** Work request **
Would you please output the data exactly, omitting no line?

** Data supplied **
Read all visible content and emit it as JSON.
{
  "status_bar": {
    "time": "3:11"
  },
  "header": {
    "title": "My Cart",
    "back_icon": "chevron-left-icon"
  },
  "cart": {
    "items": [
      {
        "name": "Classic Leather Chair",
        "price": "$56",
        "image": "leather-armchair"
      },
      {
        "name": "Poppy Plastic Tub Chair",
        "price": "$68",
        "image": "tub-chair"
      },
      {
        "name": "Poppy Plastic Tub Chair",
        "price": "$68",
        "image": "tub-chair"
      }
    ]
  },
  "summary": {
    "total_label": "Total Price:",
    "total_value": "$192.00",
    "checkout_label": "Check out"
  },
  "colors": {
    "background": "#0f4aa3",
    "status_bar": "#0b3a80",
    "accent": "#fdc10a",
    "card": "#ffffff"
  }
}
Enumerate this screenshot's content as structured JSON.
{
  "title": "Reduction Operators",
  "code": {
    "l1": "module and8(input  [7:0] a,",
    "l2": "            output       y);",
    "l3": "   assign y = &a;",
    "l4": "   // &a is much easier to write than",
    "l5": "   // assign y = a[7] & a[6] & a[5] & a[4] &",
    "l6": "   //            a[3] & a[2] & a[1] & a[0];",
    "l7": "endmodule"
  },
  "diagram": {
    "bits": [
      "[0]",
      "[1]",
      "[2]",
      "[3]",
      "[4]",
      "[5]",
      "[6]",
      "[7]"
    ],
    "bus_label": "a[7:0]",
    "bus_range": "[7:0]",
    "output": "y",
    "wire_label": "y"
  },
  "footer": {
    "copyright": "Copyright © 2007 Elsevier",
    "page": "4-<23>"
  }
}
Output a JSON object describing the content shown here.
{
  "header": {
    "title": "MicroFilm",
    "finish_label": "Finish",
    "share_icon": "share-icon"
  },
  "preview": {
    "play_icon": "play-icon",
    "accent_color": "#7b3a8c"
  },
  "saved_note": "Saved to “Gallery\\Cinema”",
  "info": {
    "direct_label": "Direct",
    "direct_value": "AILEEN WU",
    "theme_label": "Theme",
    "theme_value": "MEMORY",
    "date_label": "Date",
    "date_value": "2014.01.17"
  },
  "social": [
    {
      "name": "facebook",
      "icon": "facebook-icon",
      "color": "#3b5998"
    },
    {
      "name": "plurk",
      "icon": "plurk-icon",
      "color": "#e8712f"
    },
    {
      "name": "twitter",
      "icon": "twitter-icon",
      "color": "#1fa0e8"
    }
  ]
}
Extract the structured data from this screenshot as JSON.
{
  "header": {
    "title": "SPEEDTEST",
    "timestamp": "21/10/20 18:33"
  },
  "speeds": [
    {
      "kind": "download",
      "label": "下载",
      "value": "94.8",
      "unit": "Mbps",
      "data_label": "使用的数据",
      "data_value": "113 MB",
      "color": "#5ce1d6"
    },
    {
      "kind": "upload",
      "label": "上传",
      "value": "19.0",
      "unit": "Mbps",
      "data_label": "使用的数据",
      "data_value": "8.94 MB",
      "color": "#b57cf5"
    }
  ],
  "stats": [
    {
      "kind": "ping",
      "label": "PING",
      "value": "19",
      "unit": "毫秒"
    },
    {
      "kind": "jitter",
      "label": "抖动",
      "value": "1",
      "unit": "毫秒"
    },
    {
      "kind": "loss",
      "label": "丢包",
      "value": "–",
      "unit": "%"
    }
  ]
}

** Response for this exercise **
Read all visible content and emit it as JSON.
{
  "status_bar": {
    "time": "3:11"
  },
  "header": {
    "title": "My Cart",
    "back_icon": "chevron-left-icon"
  },
  "cart": {
    "items": [
      {
        "name": "Classic Leather Chair",
        "price": "$56",
        "image": "leather-armchair"
      },
      {
        "name": "Poppy Plastic Tub Chair",
        "price": "$68",
        "image": "tub-chair"
      },
      {
        "name": "Poppy Plastic Tub Chair",
        "price": "$68",
        "image": "tub-chair"
      }
    ]
  },
  "summary": {
    "total_label": "Total Price:",
    "total_value": "$192.00",
    "checkout_label": "Check out"
  },
  "colors": {
    "background": "#0f4aa3",
    "status_bar": "#0b3a80",
    "accent": "#fdc10a",
    "card": "#ffffff"
  }
}
Enumerate this screenshot's content as structured JSON.
{
  "title": "Reduction Operators",
  "code": {
    "l1": "module and8(input  [7:0] a,",
    "l2": "            output       y);",
    "l3": "   assign y = &a;",
    "l4": "   // &a is much easier to write than",
    "l5": "   // assign y = a[7] & a[6] & a[5] & a[4] &",
    "l6": "   //            a[3] & a[2] & a[1] & a[0];",
    "l7": "endmodule"
  },
  "diagram": {
    "bits": [
      "[0]",
      "[1]",
      "[2]",
      "[3]",
      "[4]",
      "[5]",
      "[6]",
      "[7]"
    ],
    "bus_label": "a[7:0]",
    "bus_range": "[7:0]",
    "output": "y",
    "wire_label": "y"
  },
  "footer": {
    "copyright": "Copyright © 2007 Elsevier",
    "page": "4-<23>"
  }
}
Output a JSON object describing the content shown here.
{
  "header": {
    "title": "MicroFilm",
    "finish_label": "Finish",
    "share_icon": "share-icon"
  },
  "preview": {
    "play_icon": "play-icon",
    "accent_color": "#7b3a8c"
  },
  "saved_note": "Saved to “Gallery\\Cinema”",
  "info": {
    "direct_label": "Direct",
    "direct_value": "AILEEN WU",
    "theme_label": "Theme",
    "theme_value": "MEMORY",
    "date_label": "Date",
    "date_value": "2014.01.17"
  },
  "social": [
    {
      "name": "facebook",
      "icon": "facebook-icon",
      "color": "#3b5998"
    },
    {
      "name": "plurk",
      "icon": "plurk-icon",
      "color": "#e8712f"
    },
    {
      "name": "twitter",
      "icon": "twitter-icon",
      "color": "#1fa0e8"
    }
  ]
}
Extract the structured data from this screenshot as JSON.
{
  "header": {
    "title": "SPEEDTEST",
    "timestamp": "21/10/20 18:33"
  },
  "speeds": [
    {
      "kind": "download",
      "label": "下载",
      "value": "94.8",
      "unit": "Mbps",
      "data_label": "使用的数据",
      "data_value": "113 MB",
      "color": "#5ce1d6"
    },
    {
      "kind": "upload",
      "label": "上传",
      "value": "19.0",
      "unit": "Mbps",
      "data_label": "使用的数据",
      "data_value": "8.94 MB",
      "color": "#b57cf5"
    }
  ],
  "stats": [
    {
      "kind": "ping",
      "label": "PING",
      "value": "19",
      "unit": "毫秒"
    },
    {
      "kind": "jitter",
      "label": "抖动",
      "value": "1",
      "unit": "毫秒"
    },
    {
      "kind": "loss",
      "label": "丢包",
      "value": "–",
      "unit": "%"
    }
  ]
}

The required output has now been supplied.